Restate the following entries exactly, including every line.
Content starts
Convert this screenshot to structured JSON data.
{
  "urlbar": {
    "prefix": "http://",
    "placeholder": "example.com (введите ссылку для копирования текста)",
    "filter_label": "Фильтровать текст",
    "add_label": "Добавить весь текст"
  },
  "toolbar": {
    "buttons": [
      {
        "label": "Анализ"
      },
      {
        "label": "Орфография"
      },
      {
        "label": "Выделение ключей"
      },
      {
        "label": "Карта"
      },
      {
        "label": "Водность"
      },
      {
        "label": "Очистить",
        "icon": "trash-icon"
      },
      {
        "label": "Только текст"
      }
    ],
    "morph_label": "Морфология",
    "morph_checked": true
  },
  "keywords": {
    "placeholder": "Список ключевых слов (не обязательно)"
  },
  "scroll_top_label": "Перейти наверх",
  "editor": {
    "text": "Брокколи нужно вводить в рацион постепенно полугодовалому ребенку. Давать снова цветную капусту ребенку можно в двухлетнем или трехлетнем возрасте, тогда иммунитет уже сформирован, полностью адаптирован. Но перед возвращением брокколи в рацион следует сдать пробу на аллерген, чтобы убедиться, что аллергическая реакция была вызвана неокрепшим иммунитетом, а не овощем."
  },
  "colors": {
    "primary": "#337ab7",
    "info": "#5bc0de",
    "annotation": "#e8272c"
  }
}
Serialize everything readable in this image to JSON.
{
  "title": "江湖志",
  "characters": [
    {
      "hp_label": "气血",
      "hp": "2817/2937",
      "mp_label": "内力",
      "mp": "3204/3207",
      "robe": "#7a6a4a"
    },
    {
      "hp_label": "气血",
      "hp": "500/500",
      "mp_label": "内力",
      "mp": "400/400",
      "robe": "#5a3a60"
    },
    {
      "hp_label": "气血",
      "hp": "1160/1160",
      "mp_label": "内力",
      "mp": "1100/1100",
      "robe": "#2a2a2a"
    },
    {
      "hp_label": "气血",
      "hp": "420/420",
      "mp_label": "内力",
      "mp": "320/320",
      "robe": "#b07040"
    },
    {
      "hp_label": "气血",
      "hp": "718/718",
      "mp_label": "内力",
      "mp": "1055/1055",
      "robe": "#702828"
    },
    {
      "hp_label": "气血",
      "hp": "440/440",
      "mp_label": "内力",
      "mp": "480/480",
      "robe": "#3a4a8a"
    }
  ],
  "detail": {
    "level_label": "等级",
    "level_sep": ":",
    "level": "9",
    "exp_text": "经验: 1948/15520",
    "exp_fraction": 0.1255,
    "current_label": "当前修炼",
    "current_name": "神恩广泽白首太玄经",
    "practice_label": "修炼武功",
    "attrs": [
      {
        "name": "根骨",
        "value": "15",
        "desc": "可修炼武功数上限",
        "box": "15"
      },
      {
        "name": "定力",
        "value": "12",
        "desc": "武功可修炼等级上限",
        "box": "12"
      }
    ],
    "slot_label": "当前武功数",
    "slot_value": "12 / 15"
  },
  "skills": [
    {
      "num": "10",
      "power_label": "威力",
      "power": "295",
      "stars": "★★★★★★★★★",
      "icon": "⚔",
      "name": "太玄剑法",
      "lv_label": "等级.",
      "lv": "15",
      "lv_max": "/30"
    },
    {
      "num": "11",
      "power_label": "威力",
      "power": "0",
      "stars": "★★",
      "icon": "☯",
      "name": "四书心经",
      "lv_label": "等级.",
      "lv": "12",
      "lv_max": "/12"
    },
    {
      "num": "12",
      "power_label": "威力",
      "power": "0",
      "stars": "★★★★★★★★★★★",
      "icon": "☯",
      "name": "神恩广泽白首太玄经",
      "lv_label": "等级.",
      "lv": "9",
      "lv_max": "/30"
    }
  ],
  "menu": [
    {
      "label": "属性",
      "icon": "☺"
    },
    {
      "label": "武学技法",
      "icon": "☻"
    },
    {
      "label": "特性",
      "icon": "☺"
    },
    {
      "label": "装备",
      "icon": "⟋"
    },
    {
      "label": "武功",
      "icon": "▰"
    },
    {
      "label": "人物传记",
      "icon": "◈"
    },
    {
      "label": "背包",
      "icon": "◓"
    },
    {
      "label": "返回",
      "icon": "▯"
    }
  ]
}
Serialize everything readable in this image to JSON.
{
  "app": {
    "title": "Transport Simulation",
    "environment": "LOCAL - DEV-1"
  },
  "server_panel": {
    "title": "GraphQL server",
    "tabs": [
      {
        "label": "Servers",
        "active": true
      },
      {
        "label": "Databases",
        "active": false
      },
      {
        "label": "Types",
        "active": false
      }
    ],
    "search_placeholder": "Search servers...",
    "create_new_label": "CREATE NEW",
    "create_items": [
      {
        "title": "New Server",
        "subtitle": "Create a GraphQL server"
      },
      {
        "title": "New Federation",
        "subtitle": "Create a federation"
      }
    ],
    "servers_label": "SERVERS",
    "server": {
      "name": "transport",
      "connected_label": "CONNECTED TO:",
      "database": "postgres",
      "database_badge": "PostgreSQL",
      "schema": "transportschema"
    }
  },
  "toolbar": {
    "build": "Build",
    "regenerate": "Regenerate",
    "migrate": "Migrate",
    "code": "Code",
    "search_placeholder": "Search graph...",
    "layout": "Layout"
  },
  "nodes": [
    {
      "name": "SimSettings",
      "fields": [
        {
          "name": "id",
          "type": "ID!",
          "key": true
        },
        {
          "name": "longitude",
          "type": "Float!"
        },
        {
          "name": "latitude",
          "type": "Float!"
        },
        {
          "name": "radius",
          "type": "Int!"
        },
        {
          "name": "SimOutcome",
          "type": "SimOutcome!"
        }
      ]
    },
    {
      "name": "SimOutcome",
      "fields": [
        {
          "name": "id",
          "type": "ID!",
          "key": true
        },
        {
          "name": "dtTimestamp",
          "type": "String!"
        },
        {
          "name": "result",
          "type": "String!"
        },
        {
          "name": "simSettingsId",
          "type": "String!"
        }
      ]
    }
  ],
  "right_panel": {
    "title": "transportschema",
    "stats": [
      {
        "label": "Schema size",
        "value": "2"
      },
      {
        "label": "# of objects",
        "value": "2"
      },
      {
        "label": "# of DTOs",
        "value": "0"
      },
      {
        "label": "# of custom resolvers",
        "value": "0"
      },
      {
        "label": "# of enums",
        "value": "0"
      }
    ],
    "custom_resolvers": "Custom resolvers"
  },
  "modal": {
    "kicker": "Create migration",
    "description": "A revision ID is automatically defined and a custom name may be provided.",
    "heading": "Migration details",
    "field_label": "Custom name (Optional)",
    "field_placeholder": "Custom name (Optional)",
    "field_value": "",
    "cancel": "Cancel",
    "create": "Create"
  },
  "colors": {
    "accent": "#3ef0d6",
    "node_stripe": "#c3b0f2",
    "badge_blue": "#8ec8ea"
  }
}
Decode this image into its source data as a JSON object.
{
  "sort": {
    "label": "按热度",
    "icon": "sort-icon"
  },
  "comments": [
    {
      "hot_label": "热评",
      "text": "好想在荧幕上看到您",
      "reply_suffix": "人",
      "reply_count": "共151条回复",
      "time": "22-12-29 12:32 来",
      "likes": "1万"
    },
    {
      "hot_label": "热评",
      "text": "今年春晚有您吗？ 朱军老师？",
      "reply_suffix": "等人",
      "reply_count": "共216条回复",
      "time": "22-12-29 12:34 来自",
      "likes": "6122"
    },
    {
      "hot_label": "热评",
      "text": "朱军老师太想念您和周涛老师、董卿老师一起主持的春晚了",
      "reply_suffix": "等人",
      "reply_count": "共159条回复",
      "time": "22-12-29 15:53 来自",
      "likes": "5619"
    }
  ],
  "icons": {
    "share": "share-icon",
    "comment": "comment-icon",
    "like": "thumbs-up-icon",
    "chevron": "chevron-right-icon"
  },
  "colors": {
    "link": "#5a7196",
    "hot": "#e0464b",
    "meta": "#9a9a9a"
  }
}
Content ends
Reply ▸
Convert this screenshot to structured JSON data.
{
  "urlbar": {
    "prefix": "http://",
    "placeholder": "example.com (введите ссылку для копирования текста)",
    "filter_label": "Фильтровать текст",
    "add_label": "Добавить весь текст"
  },
  "toolbar": {
    "buttons": [
      {
        "label": "Анализ"
      },
      {
        "label": "Орфография"
      },
      {
        "label": "Выделение ключей"
      },
      {
        "label": "Карта"
      },
      {
        "label": "Водность"
      },
      {
        "label": "Очистить",
        "icon": "trash-icon"
      },
      {
        "label": "Только текст"
      }
    ],
    "morph_label": "Морфология",
    "morph_checked": true
  },
  "keywords": {
    "placeholder": "Список ключевых слов (не обязательно)"
  },
  "scroll_top_label": "Перейти наверх",
  "editor": {
    "text": "Брокколи нужно вводить в рацион постепенно полугодовалому ребенку. Давать снова цветную капусту ребенку можно в двухлетнем или трехлетнем возрасте, тогда иммунитет уже сформирован, полностью адаптирован. Но перед возвращением брокколи в рацион следует сдать пробу на аллерген, чтобы убедиться, что аллергическая реакция была вызвана неокрепшим иммунитетом, а не овощем."
  },
  "colors": {
    "primary": "#337ab7",
    "info": "#5bc0de",
    "annotation": "#e8272c"
  }
}
Serialize everything readable in this image to JSON.
{
  "title": "江湖志",
  "characters": [
    {
      "hp_label": "气血",
      "hp": "2817/2937",
      "mp_label": "内力",
      "mp": "3204/3207",
      "robe": "#7a6a4a"
    },
    {
      "hp_label": "气血",
      "hp": "500/500",
      "mp_label": "内力",
      "mp": "400/400",
      "robe": "#5a3a60"
    },
    {
      "hp_label": "气血",
      "hp": "1160/1160",
      "mp_label": "内力",
      "mp": "1100/1100",
      "robe": "#2a2a2a"
    },
    {
      "hp_label": "气血",
      "hp": "420/420",
      "mp_label": "内力",
      "mp": "320/320",
      "robe": "#b07040"
    },
    {
      "hp_label": "气血",
      "hp": "718/718",
      "mp_label": "内力",
      "mp": "1055/1055",
      "robe": "#702828"
    },
    {
      "hp_label": "气血",
      "hp": "440/440",
      "mp_label": "内力",
      "mp": "480/480",
      "robe": "#3a4a8a"
    }
  ],
  "detail": {
    "level_label": "等级",
    "level_sep": ":",
    "level": "9",
    "exp_text": "经验: 1948/15520",
    "exp_fraction": 0.1255,
    "current_label": "当前修炼",
    "current_name": "神恩广泽白首太玄经",
    "practice_label": "修炼武功",
    "attrs": [
      {
        "name": "根骨",
        "value": "15",
        "desc": "可修炼武功数上限",
        "box": "15"
      },
      {
        "name": "定力",
        "value": "12",
        "desc": "武功可修炼等级上限",
        "box": "12"
      }
    ],
    "slot_label": "当前武功数",
    "slot_value": "12 / 15"
  },
  "skills": [
    {
      "num": "10",
      "power_label": "威力",
      "power": "295",
      "stars": "★★★★★★★★★",
      "icon": "⚔",
      "name": "太玄剑法",
      "lv_label": "等级.",
      "lv": "15",
      "lv_max": "/30"
    },
    {
      "num": "11",
      "power_label": "威力",
      "power": "0",
      "stars": "★★",
      "icon": "☯",
      "name": "四书心经",
      "lv_label": "等级.",
      "lv": "12",
      "lv_max": "/12"
    },
    {
      "num": "12",
      "power_label": "威力",
      "power": "0",
      "stars": "★★★★★★★★★★★",
      "icon": "☯",
      "name": "神恩广泽白首太玄经",
      "lv_label": "等级.",
      "lv": "9",
      "lv_max": "/30"
    }
  ],
  "menu": [
    {
      "label": "属性",
      "icon": "☺"
    },
    {
      "label": "武学技法",
      "icon": "☻"
    },
    {
      "label": "特性",
      "icon": "☺"
    },
    {
      "label": "装备",
      "icon": "⟋"
    },
    {
      "label": "武功",
      "icon": "▰"
    },
    {
      "label": "人物传记",
      "icon": "◈"
    },
    {
      "label": "背包",
      "icon": "◓"
    },
    {
      "label": "返回",
      "icon": "▯"
    }
  ]
}
Serialize everything readable in this image to JSON.
{
  "app": {
    "title": "Transport Simulation",
    "environment": "LOCAL - DEV-1"
  },
  "server_panel": {
    "title": "GraphQL server",
    "tabs": [
      {
        "label": "Servers",
        "active": true
      },
      {
        "label": "Databases",
        "active": false
      },
      {
        "label": "Types",
        "active": false
      }
    ],
    "search_placeholder": "Search servers...",
    "create_new_label": "CREATE NEW",
    "create_items": [
      {
        "title": "New Server",
        "subtitle": "Create a GraphQL server"
      },
      {
        "title": "New Federation",
        "subtitle": "Create a federation"
      }
    ],
    "servers_label": "SERVERS",
    "server": {
      "name": "transport",
      "connected_label": "CONNECTED TO:",
      "database": "postgres",
      "database_badge": "PostgreSQL",
      "schema": "transportschema"
    }
  },
  "toolbar": {
    "build": "Build",
    "regenerate": "Regenerate",
    "migrate": "Migrate",
    "code": "Code",
    "search_placeholder": "Search graph...",
    "layout": "Layout"
  },
  "nodes": [
    {
      "name": "SimSettings",
      "fields": [
        {
          "name": "id",
          "type": "ID!",
          "key": true
        },
        {
          "name": "longitude",
          "type": "Float!"
        },
        {
          "name": "latitude",
          "type": "Float!"
        },
        {
          "name": "radius",
          "type": "Int!"
        },
        {
          "name": "SimOutcome",
          "type": "SimOutcome!"
        }
      ]
    },
    {
      "name": "SimOutcome",
      "fields": [
        {
          "name": "id",
          "type": "ID!",
          "key": true
        },
        {
          "name": "dtTimestamp",
          "type": "String!"
        },
        {
          "name": "result",
          "type": "String!"
        },
        {
          "name": "simSettingsId",
          "type": "String!"
        }
      ]
    }
  ],
  "right_panel": {
    "title": "transportschema",
    "stats": [
      {
        "label": "Schema size",
        "value": "2"
      },
      {
        "label": "# of objects",
        "value": "2"
      },
      {
        "label": "# of DTOs",
        "value": "0"
      },
      {
        "label": "# of custom resolvers",
        "value": "0"
      },
      {
        "label": "# of enums",
        "value": "0"
      }
    ],
    "custom_resolvers": "Custom resolvers"
  },
  "modal": {
    "kicker": "Create migration",
    "description": "A revision ID is automatically defined and a custom name may be provided.",
    "heading": "Migration details",
    "field_label": "Custom name (Optional)",
    "field_placeholder": "Custom name (Optional)",
    "field_value": "",
    "cancel": "Cancel",
    "create": "Create"
  },
  "colors": {
    "accent": "#3ef0d6",
    "node_stripe": "#c3b0f2",
    "badge_blue": "#8ec8ea"
  }
}
Decode this image into its source data as a JSON object.
{
  "sort": {
    "label": "按热度",
    "icon": "sort-icon"
  },
  "comments": [
    {
      "hot_label": "热评",
      "text": "好想在荧幕上看到您",
      "reply_suffix": "人",
      "reply_count": "共151条回复",
      "time": "22-12-29 12:32 来",
      "likes": "1万"
    },
    {
      "hot_label": "热评",
      "text": "今年春晚有您吗？ 朱军老师？",
      "reply_suffix": "等人",
      "reply_count": "共216条回复",
      "time": "22-12-29 12:34 来自",
      "likes": "6122"
    },
    {
      "hot_label": "热评",
      "text": "朱军老师太想念您和周涛老师、董卿老师一起主持的春晚了",
      "reply_suffix": "等人",
      "reply_count": "共159条回复",
      "time": "22-12-29 15:53 来自",
      "likes": "5619"
    }
  ],
  "icons": {
    "share": "share-icon",
    "comment": "comment-icon",
    "like": "thumbs-up-icon",
    "chevron": "chevron-right-icon"
  },
  "colors": {
    "link": "#5a7196",
    "hot": "#e0464b",
    "meta": "#9a9a9a"
  }
}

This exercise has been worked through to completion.